- [Task to complete] Pick out each line in these entries that contains the string "Peraturan".

- [Input material]
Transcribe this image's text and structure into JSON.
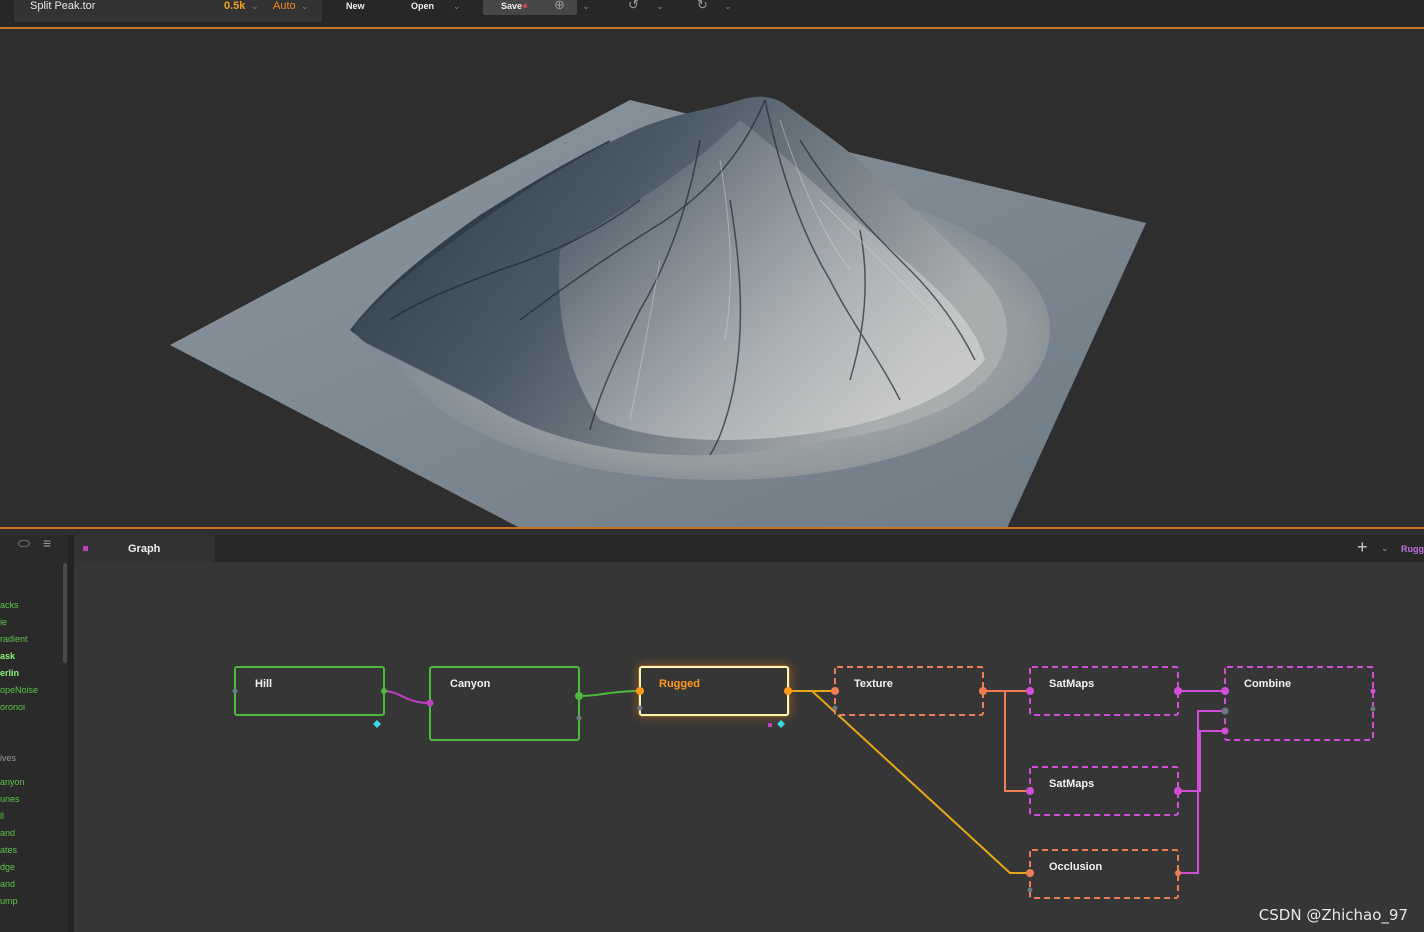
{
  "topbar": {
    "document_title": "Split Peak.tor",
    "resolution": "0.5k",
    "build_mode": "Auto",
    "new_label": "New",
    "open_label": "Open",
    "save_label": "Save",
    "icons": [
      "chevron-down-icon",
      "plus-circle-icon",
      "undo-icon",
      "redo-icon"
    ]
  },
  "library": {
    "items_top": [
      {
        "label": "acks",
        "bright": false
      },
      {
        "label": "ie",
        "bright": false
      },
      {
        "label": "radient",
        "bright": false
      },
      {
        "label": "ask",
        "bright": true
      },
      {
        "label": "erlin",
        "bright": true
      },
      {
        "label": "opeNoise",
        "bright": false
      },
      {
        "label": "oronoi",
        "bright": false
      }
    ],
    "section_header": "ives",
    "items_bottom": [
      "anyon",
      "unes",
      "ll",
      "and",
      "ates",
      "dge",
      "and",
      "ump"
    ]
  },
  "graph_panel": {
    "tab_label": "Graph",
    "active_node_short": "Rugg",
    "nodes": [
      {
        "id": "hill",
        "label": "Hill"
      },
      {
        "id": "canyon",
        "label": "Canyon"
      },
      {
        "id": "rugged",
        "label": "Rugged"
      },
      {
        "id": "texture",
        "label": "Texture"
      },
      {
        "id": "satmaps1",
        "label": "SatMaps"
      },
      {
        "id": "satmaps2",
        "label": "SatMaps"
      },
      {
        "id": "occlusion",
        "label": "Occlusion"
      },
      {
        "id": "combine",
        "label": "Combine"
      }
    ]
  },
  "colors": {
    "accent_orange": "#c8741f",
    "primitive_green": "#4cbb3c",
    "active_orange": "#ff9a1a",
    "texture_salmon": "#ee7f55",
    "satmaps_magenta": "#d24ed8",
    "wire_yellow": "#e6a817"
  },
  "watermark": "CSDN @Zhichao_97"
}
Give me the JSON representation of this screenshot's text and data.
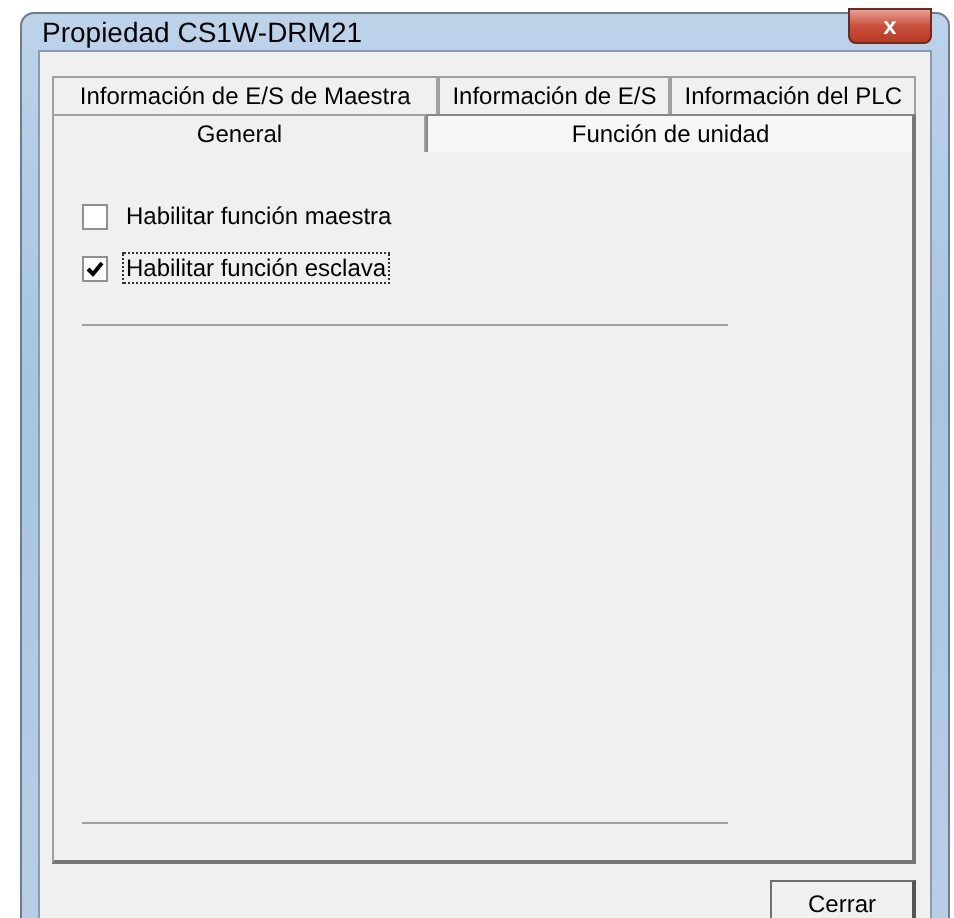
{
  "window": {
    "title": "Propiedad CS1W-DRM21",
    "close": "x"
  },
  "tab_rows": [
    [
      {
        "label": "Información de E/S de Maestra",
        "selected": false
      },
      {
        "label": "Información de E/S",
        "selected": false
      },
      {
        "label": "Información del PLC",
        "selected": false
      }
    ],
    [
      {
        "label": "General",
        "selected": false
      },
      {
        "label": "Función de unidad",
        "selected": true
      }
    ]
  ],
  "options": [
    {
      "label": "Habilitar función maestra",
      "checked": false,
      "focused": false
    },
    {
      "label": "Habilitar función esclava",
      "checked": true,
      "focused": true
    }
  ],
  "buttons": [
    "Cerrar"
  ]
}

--

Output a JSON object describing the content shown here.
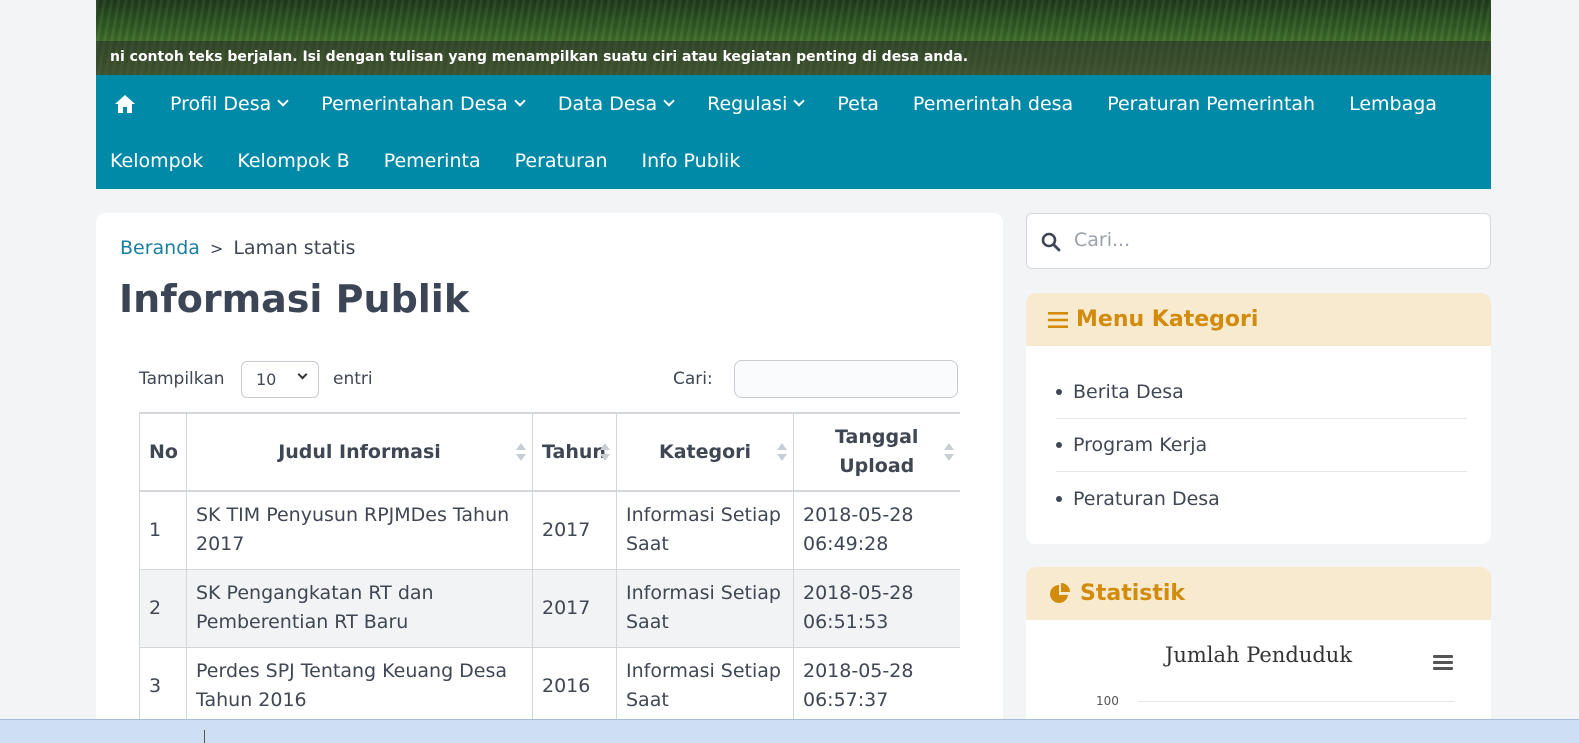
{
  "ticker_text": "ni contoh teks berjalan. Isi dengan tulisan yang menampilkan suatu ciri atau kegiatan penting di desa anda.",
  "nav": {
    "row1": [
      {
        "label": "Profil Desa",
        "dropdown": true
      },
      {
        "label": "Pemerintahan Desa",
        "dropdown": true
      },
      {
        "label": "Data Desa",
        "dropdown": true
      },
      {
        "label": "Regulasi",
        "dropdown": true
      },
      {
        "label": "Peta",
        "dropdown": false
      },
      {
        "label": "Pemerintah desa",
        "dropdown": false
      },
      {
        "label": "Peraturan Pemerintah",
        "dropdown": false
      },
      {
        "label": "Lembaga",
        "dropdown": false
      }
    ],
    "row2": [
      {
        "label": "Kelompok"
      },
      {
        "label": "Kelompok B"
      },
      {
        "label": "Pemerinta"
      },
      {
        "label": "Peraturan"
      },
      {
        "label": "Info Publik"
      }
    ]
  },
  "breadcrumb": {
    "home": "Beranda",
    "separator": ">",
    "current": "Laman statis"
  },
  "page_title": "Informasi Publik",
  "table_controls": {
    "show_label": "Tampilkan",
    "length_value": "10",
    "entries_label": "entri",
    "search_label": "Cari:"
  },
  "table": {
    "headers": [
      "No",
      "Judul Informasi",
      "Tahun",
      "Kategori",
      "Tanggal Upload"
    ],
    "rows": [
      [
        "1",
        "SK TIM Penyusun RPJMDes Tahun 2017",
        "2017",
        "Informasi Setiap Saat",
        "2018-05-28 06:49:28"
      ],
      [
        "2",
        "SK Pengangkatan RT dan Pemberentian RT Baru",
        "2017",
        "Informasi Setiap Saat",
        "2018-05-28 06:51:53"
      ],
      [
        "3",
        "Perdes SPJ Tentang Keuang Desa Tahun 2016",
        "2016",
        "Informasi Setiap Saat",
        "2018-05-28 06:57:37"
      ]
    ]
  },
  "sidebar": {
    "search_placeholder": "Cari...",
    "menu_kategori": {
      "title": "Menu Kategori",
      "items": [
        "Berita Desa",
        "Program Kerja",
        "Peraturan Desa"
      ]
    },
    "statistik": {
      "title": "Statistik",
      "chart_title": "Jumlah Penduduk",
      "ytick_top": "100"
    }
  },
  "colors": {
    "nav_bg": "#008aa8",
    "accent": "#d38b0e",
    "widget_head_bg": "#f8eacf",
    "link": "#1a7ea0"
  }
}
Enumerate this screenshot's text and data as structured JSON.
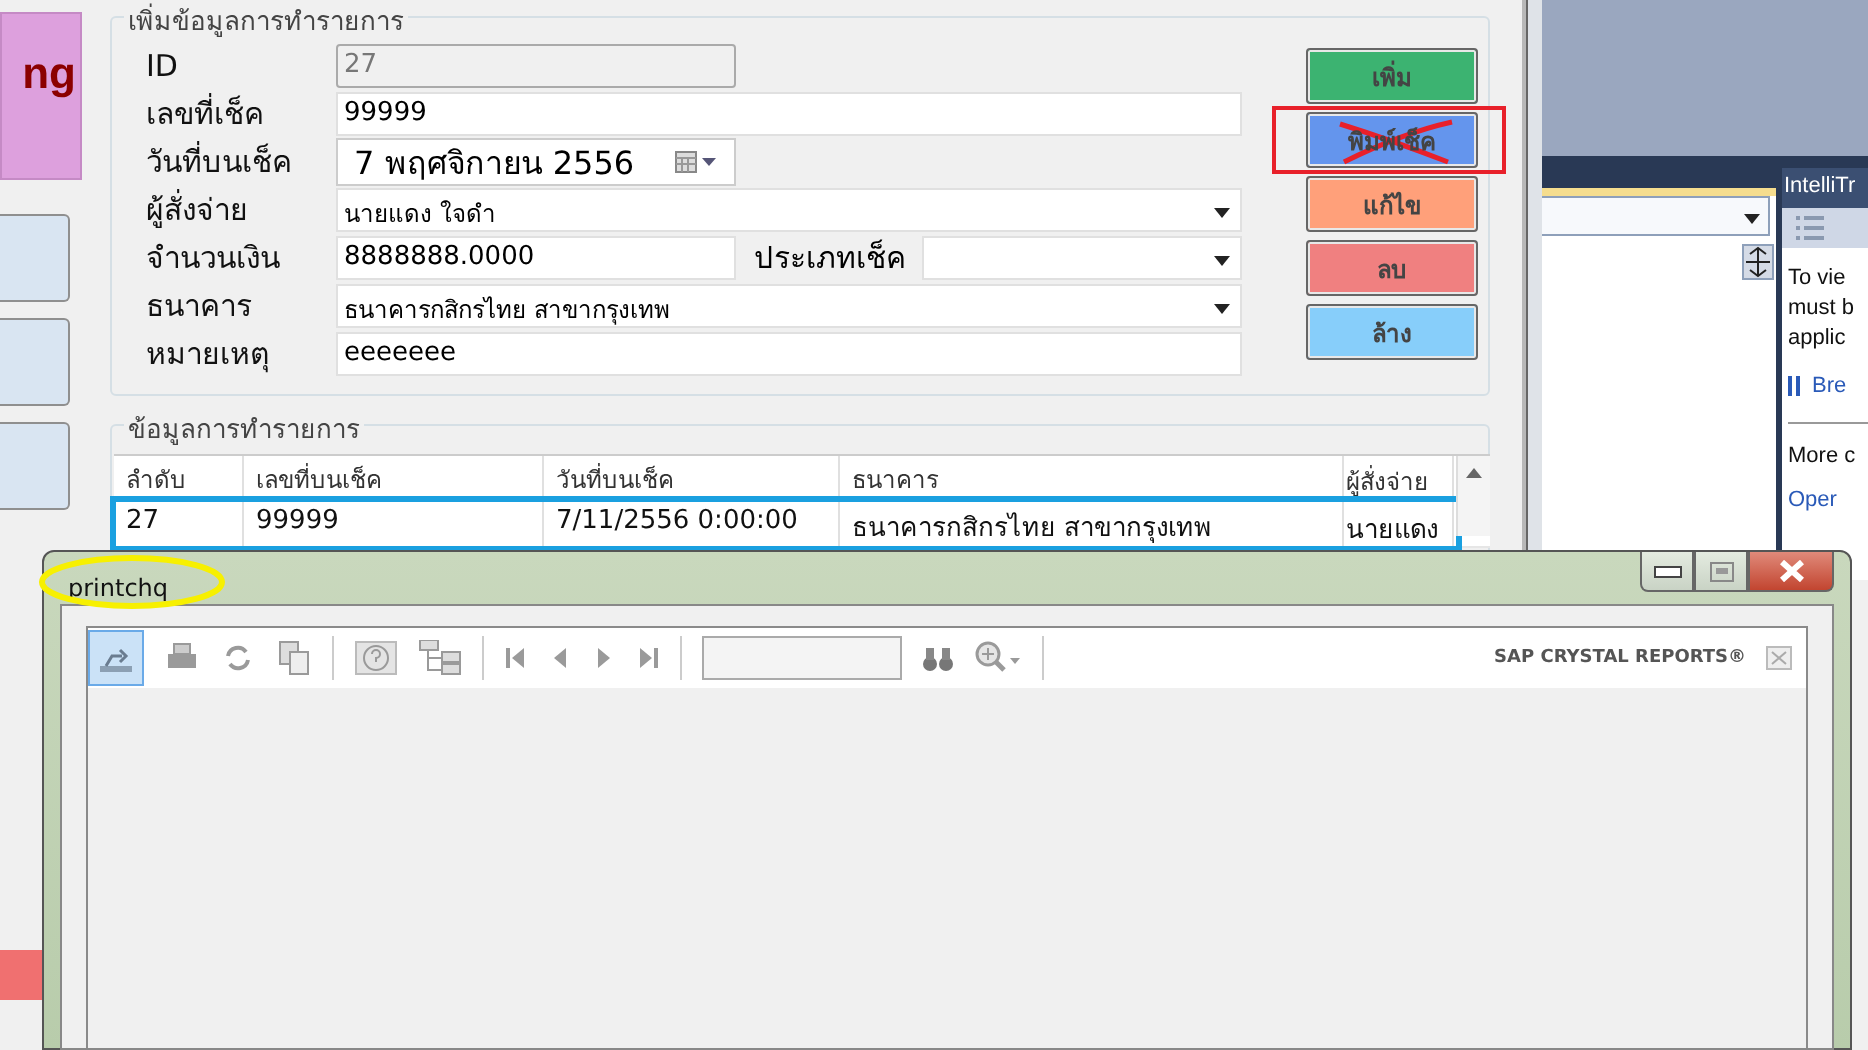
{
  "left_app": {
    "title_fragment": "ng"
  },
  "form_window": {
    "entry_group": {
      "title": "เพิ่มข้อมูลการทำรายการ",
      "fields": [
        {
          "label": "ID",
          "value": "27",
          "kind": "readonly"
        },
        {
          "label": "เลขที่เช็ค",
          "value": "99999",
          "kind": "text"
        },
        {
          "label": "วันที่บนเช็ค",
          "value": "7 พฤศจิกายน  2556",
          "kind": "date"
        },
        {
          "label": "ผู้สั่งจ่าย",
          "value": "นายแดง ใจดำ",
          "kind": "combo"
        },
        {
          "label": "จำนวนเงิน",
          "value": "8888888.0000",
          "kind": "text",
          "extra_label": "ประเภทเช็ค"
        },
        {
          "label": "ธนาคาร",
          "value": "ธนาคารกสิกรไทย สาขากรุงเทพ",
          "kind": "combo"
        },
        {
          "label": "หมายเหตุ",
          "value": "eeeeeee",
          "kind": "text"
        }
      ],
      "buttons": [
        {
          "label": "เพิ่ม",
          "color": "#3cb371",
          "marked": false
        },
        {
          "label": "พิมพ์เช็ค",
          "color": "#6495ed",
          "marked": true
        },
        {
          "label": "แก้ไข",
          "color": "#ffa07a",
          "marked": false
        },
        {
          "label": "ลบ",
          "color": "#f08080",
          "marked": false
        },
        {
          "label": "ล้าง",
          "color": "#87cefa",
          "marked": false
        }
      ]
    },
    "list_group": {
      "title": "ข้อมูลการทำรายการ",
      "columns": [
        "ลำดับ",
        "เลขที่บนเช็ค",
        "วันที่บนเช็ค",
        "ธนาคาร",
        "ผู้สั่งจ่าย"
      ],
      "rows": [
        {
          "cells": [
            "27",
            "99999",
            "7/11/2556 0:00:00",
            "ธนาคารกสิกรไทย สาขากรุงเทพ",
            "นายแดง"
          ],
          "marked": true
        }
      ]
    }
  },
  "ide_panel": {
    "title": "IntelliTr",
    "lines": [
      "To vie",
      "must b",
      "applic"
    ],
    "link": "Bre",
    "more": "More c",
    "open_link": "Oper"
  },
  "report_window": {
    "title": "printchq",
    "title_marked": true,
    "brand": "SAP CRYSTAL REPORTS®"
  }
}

- [Your solution]
        "label": "Peraturan Pemerintah",
        "label": "Peraturan"
        "Peraturan Desa"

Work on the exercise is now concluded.